Starring: Stefania Casini (Andy Warhol's Dracula • 1900), Jessica Harper (Shock Treatment • Pennies from Heaven)
Directed By: Dario Argento (Profondo rosso • Creepers)
Overview: When an American girl joins a German dance academy, she soon discovers that reluctant students are disappearing, all the clues leading back to a coven of witches.
It's critically acclaimed. It's got awards up the wazoo, it's considered classic, standard Genre-advancing fare, and still I can't help but be bored to tears by Suspiria.
In all fairness, perhaps what I needed was a nice copy, something in widescreen, something that was colour corrected to enhance the oversaturated colours, something that would properly convey the visually unsettling mood inspired by Avant-Garde Expressionistic film... you know instead of the $1.99 bargain bin at Musicworld's Grand Bankruptcy Sale.
No. No I won't blame the copy I watched. I'll stand by my dissenting vote that shall go against the grain of critics everywhere and declare proudly that I've endured the worst Silent and early talkie film has had to offer and have been able to enjoy them regardless.

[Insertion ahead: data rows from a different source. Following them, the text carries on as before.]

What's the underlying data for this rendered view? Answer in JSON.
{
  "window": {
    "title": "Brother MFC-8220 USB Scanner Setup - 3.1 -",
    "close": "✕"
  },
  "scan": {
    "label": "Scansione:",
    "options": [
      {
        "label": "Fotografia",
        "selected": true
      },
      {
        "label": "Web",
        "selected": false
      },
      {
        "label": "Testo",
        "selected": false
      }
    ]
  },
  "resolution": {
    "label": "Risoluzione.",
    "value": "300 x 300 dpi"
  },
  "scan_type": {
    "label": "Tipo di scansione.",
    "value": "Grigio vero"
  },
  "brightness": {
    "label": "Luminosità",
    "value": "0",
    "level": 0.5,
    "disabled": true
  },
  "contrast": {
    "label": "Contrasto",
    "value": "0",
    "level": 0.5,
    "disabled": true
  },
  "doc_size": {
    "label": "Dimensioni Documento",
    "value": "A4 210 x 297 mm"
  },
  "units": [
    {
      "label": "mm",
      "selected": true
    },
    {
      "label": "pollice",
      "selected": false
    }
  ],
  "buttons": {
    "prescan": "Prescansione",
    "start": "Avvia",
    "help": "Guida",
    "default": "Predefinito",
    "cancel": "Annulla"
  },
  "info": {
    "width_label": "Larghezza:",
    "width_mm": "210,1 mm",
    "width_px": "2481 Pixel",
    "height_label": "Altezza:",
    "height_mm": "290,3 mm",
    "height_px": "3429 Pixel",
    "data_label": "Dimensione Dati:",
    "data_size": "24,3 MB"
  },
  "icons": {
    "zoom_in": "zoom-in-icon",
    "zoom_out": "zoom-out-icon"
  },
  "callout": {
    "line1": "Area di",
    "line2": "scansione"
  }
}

Yes, yes, of course there's moment deserving of praise. Goblin is one hell of an amazing band, and the work they've done on my favorite horror film wasn't a fluke. The musical treatment of Suspiria is indeed inspirational. The particularly gory deaths in the beginning of the film are also quite nice, what with faces full of panes of glass and the like, but all these praises are begrudgingly given, as they may serve to dilute the original message: Suspiria will sit at the height of cinematic borefestitude as a shining example of what the worst of the best has to offer.
Performance: 7 Cinematography: 8 Script: 7 Plot: 6 Mood: 7
Overall Rating: 70% (Sux-spiria)
My favourite parts of Suspiria were the ones I remembered seeing as a child, and that has now been sullied. Luckily, my memories of listening to the soundtrack on my Walkman are still cozy reminders of my high-school days.
What I find most ironic is the tagline: The Only Thing More Terrifying Than The Last 12 Minutes Of This Film Is Having To Sit Through The First 92.
Did I paraphrase that?